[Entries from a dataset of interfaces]

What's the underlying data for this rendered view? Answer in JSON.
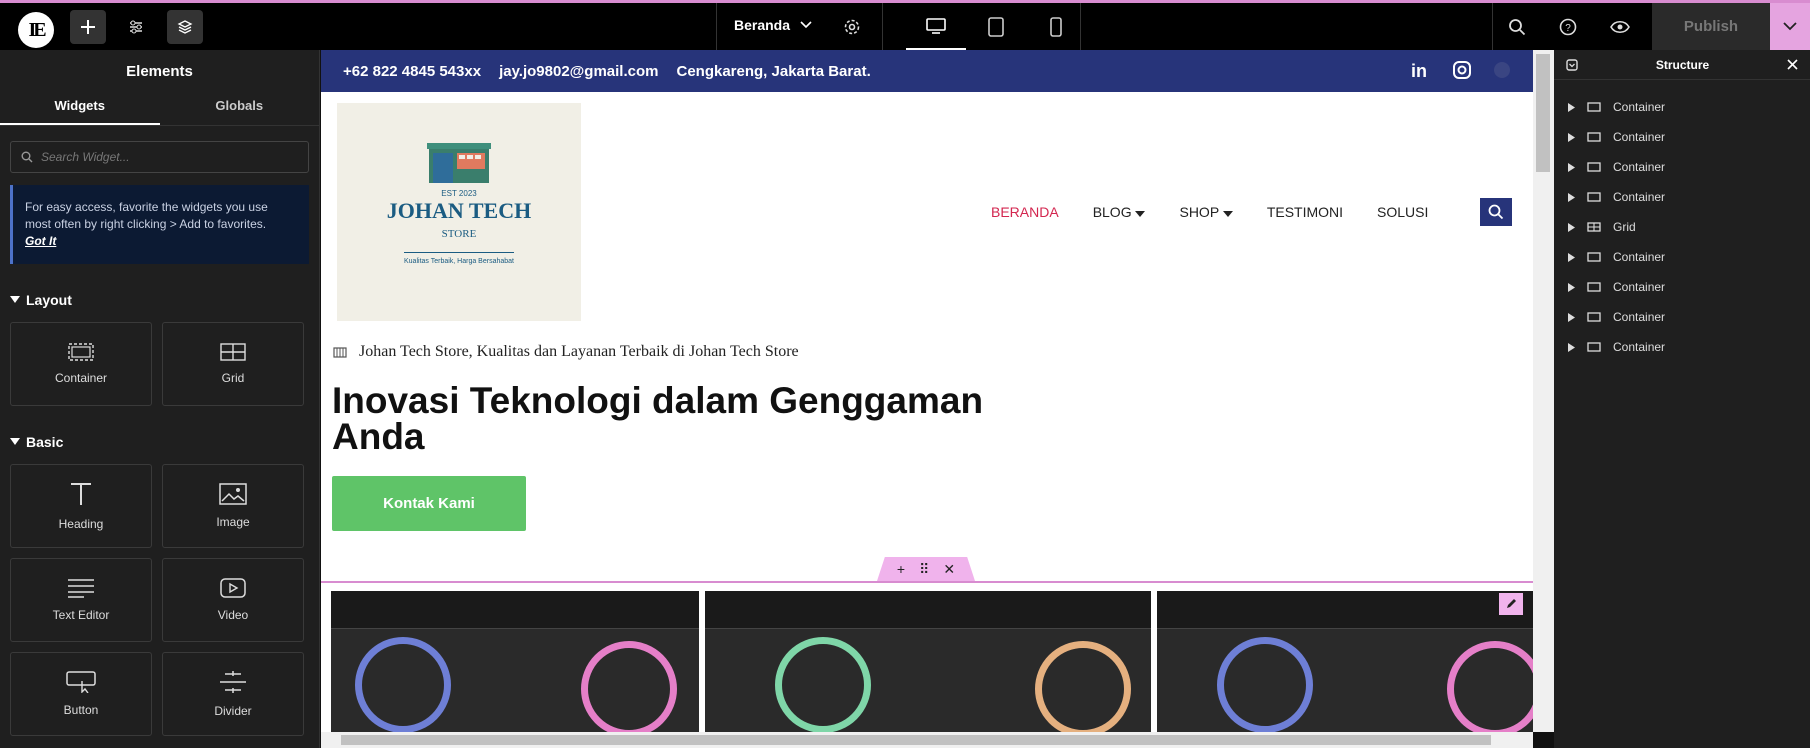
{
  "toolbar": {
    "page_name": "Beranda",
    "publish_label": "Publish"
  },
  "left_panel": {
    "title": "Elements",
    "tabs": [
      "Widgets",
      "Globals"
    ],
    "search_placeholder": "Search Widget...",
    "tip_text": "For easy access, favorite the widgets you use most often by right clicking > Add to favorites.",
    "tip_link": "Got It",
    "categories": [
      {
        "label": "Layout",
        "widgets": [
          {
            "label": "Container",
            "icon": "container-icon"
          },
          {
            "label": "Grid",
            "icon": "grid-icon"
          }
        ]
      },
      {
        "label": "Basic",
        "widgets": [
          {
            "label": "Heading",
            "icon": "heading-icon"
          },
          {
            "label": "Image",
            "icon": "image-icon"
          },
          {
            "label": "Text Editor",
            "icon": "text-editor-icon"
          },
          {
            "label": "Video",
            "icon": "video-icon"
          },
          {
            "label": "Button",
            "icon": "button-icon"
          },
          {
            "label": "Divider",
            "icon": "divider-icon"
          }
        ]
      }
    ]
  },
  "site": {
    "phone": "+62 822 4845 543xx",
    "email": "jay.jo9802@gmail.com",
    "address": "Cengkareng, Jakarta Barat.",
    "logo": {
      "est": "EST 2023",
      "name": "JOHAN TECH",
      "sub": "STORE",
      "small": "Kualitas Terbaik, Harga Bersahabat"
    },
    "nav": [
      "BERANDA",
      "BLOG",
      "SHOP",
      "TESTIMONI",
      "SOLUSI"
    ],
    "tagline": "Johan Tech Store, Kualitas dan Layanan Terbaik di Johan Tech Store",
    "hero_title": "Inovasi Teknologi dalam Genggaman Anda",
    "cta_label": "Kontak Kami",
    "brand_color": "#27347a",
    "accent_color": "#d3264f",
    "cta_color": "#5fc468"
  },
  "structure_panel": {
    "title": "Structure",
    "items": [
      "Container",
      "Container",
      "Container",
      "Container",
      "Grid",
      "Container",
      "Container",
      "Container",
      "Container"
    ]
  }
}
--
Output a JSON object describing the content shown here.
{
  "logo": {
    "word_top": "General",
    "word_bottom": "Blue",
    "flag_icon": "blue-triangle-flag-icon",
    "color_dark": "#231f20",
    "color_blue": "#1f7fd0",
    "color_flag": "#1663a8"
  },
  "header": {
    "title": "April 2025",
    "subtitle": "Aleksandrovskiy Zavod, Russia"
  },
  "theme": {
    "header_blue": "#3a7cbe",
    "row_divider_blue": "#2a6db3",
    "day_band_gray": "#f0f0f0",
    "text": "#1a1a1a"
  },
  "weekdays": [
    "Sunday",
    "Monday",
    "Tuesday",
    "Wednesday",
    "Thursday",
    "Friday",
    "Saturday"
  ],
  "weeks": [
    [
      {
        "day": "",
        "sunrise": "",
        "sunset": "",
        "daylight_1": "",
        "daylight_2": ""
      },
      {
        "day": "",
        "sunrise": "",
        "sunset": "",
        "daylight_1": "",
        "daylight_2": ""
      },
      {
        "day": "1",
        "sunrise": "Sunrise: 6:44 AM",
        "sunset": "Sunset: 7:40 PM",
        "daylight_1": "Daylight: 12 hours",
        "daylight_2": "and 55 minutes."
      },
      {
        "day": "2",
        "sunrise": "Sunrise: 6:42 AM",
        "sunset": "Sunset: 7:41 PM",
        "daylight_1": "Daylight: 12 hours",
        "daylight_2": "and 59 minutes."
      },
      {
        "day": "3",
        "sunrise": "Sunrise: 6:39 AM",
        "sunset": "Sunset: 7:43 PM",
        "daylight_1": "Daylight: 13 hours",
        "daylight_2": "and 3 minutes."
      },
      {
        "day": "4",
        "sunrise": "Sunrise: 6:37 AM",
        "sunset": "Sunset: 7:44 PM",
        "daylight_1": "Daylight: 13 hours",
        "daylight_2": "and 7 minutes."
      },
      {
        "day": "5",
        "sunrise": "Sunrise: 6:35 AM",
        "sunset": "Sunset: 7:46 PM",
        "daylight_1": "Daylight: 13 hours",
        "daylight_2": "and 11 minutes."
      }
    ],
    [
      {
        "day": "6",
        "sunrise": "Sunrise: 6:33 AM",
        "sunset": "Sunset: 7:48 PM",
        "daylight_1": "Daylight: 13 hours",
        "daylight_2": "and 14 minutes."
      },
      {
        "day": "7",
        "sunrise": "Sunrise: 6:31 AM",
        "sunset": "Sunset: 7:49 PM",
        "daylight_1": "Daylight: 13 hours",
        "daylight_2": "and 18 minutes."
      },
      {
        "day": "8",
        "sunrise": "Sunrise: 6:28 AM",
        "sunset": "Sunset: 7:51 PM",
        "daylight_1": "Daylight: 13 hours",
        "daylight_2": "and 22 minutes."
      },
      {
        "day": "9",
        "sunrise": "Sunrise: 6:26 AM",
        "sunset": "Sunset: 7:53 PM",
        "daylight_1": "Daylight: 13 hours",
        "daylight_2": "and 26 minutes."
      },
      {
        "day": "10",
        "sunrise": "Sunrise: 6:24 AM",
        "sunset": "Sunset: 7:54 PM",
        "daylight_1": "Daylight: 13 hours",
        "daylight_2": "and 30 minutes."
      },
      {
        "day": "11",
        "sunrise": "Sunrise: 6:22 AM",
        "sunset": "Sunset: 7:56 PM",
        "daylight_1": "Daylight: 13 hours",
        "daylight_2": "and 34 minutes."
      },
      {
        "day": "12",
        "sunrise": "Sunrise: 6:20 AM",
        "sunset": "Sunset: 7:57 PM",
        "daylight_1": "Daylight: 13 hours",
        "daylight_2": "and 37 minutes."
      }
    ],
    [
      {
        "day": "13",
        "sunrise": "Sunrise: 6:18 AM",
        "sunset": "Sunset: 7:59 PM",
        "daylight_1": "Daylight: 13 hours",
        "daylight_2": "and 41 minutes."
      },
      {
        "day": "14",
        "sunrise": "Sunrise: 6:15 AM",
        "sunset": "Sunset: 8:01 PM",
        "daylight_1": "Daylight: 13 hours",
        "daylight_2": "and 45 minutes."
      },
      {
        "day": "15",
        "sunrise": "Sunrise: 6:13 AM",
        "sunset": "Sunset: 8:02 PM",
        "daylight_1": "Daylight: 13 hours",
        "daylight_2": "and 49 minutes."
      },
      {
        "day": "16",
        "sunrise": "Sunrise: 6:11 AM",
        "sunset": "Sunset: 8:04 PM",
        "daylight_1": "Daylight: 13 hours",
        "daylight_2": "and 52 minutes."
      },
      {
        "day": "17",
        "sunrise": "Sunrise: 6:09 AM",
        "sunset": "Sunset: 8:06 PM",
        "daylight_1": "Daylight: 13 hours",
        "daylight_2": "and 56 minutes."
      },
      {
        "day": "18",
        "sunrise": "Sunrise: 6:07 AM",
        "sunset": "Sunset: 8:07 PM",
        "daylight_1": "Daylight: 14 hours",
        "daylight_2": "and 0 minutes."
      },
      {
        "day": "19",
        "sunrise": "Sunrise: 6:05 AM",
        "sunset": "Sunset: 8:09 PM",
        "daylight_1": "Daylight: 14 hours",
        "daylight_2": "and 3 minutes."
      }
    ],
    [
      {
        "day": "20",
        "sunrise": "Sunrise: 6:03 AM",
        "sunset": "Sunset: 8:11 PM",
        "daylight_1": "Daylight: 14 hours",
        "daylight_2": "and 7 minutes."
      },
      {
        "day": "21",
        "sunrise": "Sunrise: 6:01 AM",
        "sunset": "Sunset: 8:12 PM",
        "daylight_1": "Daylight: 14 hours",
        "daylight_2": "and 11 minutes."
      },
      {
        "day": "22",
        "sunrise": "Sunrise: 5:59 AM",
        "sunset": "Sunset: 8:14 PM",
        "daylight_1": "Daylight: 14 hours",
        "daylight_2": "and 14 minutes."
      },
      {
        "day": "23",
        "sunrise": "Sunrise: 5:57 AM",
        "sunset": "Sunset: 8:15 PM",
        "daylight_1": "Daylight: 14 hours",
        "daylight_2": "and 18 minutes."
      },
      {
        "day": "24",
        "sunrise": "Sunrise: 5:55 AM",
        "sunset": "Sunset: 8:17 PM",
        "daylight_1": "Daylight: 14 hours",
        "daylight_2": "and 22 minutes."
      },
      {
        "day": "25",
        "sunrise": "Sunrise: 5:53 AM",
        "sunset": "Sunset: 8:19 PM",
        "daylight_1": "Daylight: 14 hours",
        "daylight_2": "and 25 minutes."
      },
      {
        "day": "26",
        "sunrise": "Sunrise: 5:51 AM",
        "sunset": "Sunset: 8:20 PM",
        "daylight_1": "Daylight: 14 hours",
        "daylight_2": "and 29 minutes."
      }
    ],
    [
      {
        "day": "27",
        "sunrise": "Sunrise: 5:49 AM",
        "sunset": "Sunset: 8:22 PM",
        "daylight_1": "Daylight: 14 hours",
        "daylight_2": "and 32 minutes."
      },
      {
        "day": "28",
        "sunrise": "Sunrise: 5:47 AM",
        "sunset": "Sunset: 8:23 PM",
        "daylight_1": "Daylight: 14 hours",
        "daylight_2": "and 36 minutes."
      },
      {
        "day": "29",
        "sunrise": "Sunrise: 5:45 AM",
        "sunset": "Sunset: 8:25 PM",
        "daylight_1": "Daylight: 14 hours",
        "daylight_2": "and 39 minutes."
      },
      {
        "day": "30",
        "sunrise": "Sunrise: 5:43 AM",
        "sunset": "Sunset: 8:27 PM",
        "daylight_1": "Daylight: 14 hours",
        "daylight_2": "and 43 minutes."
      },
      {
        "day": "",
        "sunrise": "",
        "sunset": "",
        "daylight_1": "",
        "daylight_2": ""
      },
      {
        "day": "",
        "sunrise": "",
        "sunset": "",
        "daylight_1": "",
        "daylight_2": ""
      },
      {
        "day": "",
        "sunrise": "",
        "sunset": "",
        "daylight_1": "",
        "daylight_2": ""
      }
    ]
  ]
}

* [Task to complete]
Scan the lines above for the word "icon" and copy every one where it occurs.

* [Result of the exercise]
            "icon": "container-icon"
            "icon": "grid-icon"
            "icon": "heading-icon"
            "icon": "image-icon"
            "icon": "text-editor-icon"
            "icon": "video-icon"
            "icon": "button-icon"
            "icon": "divider-icon"
    "flag_icon": "blue-triangle-flag-icon",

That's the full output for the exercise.